──────── Dataset records

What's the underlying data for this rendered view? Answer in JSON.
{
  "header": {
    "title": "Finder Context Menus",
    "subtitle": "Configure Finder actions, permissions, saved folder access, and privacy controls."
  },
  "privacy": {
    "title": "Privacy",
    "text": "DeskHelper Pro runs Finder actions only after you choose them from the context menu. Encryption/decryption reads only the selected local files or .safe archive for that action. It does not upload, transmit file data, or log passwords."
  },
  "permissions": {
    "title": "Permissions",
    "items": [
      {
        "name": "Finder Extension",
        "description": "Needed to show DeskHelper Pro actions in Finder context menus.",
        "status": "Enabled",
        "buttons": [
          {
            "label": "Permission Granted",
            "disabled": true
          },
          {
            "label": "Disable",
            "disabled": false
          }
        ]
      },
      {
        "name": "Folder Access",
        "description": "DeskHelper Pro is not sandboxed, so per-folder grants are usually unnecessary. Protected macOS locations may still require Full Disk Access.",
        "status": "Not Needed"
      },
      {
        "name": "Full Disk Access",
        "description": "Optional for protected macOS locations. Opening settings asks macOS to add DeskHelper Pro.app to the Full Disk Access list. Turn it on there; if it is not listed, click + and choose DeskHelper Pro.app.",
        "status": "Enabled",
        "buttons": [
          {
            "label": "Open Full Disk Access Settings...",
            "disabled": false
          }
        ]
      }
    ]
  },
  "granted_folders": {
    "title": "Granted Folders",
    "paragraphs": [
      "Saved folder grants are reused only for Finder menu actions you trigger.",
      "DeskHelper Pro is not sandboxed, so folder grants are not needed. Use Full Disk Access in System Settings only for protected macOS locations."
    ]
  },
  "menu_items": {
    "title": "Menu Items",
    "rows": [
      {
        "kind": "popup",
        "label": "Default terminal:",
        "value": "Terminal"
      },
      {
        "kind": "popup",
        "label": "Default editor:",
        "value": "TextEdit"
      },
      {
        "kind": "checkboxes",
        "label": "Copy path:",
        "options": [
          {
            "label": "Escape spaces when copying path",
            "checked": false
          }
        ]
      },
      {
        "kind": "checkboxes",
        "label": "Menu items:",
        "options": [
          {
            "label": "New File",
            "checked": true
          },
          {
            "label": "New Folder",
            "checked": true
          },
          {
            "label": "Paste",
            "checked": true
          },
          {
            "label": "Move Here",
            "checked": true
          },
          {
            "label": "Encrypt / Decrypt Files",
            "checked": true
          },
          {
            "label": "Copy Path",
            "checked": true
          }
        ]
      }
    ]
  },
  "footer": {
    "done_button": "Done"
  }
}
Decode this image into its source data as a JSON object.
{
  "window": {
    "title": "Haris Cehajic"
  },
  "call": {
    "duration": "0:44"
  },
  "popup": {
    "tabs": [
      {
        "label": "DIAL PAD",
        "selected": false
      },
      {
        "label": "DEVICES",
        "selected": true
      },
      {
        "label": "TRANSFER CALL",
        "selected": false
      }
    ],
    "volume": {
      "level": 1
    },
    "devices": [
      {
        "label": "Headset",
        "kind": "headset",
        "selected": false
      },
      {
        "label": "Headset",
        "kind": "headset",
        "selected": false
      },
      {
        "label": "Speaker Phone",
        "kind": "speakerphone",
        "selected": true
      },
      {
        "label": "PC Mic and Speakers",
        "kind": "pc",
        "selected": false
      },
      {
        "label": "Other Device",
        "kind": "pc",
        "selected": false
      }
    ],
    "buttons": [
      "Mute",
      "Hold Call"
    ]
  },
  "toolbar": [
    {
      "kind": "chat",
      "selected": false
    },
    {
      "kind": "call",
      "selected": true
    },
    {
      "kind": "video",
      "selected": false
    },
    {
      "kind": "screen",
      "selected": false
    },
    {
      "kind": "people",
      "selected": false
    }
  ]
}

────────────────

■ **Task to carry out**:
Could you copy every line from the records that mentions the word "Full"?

■ **Result of this exercise**:
        "description": "DeskHelper Pro is not sandboxed, so per-folder grants are usually unnecessary. Protected macOS locations may still require Full Disk Access.",
        "name": "Full Disk Access",
        "description": "Optional for protected macOS locations. Opening settings asks macOS to add DeskHelper Pro.app to the Full Disk Access list. Turn it on there; if it is not listed, click + and choose DeskHelper Pro.app.",
            "label": "Open Full Disk Access Settings...",
      "DeskHelper Pro is not sandboxed, so folder grants are not needed. Use Full Disk Access in System Settings only for protected macOS locations."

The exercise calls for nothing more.